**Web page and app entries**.
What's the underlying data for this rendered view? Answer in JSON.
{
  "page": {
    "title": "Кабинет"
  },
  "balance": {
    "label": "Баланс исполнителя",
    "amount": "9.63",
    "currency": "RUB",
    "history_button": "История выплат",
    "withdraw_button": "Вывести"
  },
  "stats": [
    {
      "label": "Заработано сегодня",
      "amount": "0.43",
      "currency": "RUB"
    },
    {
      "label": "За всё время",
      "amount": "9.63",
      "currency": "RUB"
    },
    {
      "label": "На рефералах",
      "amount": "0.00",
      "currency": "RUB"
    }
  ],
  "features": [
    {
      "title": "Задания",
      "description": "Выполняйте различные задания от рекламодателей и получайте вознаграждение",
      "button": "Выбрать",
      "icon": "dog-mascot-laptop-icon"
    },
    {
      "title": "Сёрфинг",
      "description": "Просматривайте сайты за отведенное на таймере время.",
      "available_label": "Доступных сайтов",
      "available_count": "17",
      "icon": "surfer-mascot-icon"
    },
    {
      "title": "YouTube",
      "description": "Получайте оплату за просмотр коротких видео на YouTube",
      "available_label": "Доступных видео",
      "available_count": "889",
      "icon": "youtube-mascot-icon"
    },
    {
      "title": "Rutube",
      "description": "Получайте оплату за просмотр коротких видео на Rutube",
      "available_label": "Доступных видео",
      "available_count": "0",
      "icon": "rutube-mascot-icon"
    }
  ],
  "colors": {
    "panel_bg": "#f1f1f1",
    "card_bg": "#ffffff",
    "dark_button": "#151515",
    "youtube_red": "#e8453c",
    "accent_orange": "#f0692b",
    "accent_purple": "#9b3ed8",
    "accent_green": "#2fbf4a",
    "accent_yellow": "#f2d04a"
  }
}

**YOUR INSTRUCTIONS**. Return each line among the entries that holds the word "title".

**SOLUTION TO THE EXERCISE**.
    "title": "Кабинет"
      "title": "Задания",
      "title": "Сёрфинг",
      "title": "YouTube",
      "title": "Rutube",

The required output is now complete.